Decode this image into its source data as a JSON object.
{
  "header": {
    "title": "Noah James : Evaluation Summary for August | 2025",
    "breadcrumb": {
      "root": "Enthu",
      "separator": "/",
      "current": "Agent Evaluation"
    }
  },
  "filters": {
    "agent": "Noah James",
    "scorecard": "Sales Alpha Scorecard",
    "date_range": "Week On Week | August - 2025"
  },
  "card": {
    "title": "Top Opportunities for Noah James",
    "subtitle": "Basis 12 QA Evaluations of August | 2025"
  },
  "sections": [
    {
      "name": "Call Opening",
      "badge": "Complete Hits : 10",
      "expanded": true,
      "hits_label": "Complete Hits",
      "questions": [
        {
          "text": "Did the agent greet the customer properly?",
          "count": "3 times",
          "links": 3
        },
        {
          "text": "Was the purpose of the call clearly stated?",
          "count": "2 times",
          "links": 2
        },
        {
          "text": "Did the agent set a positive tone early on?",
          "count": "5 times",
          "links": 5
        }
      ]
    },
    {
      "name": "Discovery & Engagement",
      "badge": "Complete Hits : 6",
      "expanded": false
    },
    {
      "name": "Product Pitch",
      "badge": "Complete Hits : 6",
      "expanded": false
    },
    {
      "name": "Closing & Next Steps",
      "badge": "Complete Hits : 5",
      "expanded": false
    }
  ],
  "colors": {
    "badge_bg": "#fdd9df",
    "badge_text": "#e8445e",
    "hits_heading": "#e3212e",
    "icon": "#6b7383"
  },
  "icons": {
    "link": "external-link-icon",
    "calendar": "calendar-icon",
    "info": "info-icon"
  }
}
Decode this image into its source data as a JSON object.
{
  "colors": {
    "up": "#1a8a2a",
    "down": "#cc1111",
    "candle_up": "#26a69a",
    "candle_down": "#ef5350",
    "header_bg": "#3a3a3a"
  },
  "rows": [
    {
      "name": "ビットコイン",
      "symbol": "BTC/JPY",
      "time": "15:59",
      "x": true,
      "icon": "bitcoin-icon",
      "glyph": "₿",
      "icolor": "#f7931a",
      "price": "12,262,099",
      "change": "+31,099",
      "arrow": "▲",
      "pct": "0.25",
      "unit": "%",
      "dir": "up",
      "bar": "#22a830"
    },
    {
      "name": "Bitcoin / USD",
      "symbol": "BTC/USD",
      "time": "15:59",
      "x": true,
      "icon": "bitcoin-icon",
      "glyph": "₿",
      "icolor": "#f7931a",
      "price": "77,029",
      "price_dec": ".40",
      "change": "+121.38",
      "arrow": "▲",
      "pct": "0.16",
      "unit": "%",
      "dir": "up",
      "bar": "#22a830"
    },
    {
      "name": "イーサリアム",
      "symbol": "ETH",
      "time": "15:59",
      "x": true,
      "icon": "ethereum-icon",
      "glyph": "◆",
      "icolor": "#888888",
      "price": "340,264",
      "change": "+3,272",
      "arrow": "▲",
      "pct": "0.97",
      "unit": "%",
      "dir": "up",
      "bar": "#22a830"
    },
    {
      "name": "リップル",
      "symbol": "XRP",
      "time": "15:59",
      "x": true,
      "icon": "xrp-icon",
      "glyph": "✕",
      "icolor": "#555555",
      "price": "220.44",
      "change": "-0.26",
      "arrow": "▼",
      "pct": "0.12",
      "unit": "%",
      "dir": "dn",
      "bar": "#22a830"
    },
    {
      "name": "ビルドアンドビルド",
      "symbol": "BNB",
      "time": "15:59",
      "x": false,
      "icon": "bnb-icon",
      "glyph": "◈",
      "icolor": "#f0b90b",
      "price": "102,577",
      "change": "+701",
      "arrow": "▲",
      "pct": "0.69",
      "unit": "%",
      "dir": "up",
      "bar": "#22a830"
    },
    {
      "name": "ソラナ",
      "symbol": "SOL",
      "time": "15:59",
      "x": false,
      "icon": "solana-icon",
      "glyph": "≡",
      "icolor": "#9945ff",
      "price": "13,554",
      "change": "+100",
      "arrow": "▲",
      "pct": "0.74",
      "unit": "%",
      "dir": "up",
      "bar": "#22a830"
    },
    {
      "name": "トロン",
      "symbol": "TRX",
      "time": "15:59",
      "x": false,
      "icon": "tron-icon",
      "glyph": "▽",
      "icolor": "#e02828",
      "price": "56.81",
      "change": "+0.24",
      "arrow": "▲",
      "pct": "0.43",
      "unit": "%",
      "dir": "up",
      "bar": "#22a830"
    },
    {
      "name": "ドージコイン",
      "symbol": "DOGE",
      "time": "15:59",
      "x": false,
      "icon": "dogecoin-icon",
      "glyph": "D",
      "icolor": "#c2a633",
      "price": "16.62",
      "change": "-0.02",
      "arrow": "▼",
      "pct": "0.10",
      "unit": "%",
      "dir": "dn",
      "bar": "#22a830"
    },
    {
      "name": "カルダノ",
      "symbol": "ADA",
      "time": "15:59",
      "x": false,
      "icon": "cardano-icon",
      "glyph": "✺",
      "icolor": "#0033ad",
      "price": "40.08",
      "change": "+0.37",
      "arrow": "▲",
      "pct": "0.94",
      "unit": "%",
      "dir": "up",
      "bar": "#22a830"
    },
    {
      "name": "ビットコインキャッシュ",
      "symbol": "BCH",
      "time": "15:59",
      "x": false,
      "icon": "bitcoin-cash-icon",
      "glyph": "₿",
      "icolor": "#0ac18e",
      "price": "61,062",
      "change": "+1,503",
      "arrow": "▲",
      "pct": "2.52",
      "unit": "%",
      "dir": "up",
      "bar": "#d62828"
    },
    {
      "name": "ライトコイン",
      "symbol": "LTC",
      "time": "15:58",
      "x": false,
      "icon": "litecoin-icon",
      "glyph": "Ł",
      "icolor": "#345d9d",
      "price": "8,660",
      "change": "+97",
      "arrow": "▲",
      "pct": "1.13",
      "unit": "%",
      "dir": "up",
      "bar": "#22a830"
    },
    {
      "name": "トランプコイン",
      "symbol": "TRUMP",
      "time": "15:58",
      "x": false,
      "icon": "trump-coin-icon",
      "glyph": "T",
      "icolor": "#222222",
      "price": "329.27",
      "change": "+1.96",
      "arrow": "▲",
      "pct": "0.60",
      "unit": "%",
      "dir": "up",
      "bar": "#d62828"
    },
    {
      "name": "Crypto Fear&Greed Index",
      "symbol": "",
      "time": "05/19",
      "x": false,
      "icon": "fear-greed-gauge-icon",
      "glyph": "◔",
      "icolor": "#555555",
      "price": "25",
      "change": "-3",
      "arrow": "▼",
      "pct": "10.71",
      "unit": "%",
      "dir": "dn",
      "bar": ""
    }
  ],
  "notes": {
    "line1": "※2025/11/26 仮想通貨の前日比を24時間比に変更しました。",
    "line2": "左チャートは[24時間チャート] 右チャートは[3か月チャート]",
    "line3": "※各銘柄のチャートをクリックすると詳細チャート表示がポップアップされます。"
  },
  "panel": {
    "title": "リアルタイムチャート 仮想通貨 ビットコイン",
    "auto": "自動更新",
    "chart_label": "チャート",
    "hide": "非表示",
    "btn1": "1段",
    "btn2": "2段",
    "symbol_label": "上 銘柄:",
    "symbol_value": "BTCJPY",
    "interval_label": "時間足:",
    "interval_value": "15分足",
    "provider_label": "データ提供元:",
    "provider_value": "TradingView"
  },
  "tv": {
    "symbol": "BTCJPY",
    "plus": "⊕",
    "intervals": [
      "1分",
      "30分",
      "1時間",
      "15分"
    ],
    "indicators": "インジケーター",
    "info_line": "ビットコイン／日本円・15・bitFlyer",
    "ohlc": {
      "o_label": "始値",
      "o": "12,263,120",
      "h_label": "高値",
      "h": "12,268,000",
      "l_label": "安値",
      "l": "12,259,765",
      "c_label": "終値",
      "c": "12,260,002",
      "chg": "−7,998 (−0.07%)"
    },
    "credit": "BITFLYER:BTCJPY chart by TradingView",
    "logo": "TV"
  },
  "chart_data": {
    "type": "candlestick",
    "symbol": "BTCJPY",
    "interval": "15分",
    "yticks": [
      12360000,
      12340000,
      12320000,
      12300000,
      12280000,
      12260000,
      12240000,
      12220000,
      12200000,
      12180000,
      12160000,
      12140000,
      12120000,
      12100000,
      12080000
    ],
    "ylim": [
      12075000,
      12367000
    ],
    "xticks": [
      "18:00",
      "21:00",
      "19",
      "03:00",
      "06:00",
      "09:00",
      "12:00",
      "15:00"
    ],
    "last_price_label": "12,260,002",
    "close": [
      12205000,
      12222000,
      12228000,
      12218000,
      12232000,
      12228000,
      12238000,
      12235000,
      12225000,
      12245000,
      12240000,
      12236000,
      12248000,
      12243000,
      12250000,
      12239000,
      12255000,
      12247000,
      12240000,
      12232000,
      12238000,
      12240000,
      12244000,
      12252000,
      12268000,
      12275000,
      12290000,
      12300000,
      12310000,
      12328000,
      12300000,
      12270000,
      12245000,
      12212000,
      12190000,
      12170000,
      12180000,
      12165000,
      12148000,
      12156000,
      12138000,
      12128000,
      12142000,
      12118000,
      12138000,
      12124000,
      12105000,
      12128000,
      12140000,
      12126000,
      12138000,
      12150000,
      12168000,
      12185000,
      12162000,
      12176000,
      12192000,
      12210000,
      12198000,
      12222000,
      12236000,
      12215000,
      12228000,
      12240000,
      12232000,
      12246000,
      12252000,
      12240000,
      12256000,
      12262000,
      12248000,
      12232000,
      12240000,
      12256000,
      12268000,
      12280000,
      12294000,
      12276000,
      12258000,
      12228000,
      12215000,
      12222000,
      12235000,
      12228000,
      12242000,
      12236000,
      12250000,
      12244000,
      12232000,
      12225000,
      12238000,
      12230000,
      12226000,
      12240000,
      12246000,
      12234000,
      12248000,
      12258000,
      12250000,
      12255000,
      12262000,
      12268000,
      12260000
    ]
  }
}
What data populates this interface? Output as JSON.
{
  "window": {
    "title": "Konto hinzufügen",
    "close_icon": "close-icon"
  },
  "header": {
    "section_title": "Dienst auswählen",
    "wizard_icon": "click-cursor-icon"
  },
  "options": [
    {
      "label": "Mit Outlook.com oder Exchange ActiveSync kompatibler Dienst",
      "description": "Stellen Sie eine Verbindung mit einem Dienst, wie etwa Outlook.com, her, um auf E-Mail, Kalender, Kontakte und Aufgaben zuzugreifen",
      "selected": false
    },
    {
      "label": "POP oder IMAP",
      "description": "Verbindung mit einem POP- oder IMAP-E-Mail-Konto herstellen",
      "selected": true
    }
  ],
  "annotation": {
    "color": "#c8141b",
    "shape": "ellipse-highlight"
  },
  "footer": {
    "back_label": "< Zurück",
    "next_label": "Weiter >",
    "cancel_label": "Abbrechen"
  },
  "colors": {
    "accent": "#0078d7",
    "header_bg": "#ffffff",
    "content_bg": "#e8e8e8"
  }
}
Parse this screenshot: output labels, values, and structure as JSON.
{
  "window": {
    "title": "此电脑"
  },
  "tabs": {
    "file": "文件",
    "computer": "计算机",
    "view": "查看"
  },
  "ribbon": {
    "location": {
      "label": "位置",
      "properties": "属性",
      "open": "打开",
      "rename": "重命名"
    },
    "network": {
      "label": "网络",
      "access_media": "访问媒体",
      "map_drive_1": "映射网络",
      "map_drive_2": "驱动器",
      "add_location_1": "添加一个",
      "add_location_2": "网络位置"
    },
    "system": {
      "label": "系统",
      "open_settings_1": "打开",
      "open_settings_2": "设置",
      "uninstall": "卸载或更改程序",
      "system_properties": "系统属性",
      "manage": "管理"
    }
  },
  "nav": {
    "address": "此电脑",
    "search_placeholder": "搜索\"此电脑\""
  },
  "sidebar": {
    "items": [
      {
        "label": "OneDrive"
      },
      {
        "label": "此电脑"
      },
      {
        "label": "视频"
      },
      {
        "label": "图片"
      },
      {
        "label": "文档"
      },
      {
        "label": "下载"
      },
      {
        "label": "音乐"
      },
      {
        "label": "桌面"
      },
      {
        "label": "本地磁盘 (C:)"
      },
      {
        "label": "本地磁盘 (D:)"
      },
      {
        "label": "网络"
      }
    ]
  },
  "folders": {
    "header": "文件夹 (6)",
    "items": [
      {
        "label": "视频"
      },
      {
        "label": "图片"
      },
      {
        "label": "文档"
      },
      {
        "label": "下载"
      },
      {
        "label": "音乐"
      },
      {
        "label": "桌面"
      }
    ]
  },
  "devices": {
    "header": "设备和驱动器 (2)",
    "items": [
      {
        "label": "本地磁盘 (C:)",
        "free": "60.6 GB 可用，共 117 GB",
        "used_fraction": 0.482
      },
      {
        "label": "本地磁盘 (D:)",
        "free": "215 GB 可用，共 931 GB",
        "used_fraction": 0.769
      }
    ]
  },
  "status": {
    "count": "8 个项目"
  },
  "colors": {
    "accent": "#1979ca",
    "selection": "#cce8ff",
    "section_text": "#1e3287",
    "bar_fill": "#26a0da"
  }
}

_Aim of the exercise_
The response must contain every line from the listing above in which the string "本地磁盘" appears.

_Written solution_
        "label": "本地磁盘 (C:)"
        "label": "本地磁盘 (D:)"
        "label": "本地磁盘 (C:)",
        "label": "本地磁盘 (D:)",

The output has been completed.